Wednesday, October 14, 2015

LED Ribbon Light Kit

My custom LED ribbon light kit is coming along.  I used it gaffing on a Steven David Productions show in September, "American Speed", a mini-series about NASCAR.

Some components of my LED kit

I love LED ribbon.  It is easy to quickly add a light in a tight places.

My kit has been a work in progress.  I started over a year ago.  My motivation was a couple jobs using LED ribbon that did not go a quickly or trouble-free as I would like.  The biggest problems I found are time-consuming-to-use connectors, and sometime bad connections, that light ribbon comes with.

Anything that is not quick or reliable makes me look bad.

My kit is 24 volt bi-color ribbon.  It has an excellent CRI of 95 in tungsten and daylight.  I use simple electric connectors; the water-proof LED type, which just push together.  (These come with fastening nuts, which I don't use and discard.)  I put together my own flicker-free dimmers; 2-channel PWM.  I also put together a couple 12 to 24 VDC transformers for car use, which plug into a lighter outlet.

 This scene is almost completely lit with LED ribbon:

iPhone picture of a monitor


  1. What company do you buy your light ribbon from? I was going to buy some through lite gear. but im sure theres more affordable ones out there.

  2. Hi Brad. Sorry it has taken so long to respond. I was super busy for a couple of months. I was gaffer on the movie, Extremely Wicked, shooting in Northern Kentucky.

    The first LED ribbon I purchased for my own kit came from some on-line store. It was cheap. It also had a terrible green cast. It came with a dimmer. It flickered so badly on-camera that is was unusable. Lesson learned. I threw this stuff away.
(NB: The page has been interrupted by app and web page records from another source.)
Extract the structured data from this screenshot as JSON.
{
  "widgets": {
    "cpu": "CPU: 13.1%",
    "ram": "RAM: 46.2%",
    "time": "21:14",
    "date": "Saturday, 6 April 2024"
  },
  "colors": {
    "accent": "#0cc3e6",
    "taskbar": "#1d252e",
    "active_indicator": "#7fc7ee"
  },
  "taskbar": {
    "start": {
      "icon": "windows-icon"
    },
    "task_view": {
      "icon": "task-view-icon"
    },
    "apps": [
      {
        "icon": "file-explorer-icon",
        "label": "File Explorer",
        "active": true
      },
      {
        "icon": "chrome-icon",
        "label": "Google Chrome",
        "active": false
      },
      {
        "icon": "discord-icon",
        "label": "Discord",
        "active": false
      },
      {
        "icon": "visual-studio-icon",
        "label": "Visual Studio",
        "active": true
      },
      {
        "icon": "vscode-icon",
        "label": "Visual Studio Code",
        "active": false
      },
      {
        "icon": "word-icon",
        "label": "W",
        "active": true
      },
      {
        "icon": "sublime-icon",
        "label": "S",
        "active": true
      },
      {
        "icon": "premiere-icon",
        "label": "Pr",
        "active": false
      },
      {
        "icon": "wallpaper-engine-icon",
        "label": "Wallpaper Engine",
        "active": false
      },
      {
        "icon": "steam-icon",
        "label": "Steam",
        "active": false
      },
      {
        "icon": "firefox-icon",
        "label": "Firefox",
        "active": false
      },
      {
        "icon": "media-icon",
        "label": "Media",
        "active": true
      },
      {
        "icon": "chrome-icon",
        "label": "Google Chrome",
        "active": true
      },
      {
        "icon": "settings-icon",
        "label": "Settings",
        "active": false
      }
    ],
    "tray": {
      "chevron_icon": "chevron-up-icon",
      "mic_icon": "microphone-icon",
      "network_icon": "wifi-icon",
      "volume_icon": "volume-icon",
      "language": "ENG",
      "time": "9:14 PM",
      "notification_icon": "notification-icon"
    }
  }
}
    Most of my kit is LED ribbon I purchased several years ago from Super Bright LEDs. (I don’t remember how I found this high-quality ribbon.) It is interesting ribbon. Each emitter is half tungsten and half daylight. This is the equivalent ribbon that they have now:

    I assume the CRI is as good or better.

    All my LED ribbon is bi-color 24 volts. I don’t recall why I went with 24 volts. It has work fine for me. I also made a couple voltage converters, 12 volts to 24 volts, for using my ribbon in a car or with a gold mount battery.

    I went with the Super Bright LED ribbon at the time because their ribbon was as good or better CRI-wise as Lite Gears at less than half the cost.

    I check my Super Bright LED ribbon with my Sekonic C-700; daylight mode reads an excellent 94.8 RA and tungsten mode reads 95.

    Interesting that the readings are very similar. There is often a few points differences from daylight to tungsten with bi-color LEDs. I would expect these values decrease some with dimming.

    Last year I tried a roll of Yuji LED ribbon:

    The color quality is excellent. I got a daylight reading of 97.5, and a tungsten reading of 95.8.

    Yuji also makes a 500 watt (!) LED chip that I would love to play with.

    I recently ordered, but haven’t gotten yet, a couple rolls of Kora LED ribbon and one of their LED controllers:

    I’m looking forward to seeing if their stuff is as good as all the hype. This could make a good post.

    If I’m working on a show and we order LED ribbon, I’ve always gone with Lite Gear’s ribbon. It’s what rental house stock. Lite Gear’s ribbon has improved over the years and I consider it excellent.

    Hope this is helpful,



    PS: On the movie I got to work with Lite Gear’s newer LiteMat Plus. I just love these lights. Everything about them was awesome. I especially like that these lights do not use the phoenix connectors which have always been a nuisance. Instead, the cables have regular locking connectors. Big improvement.

    The one thing, if I was to order them again, the power cable from the power supply to the head could be longer. I would look into getting a head cable extensions next time.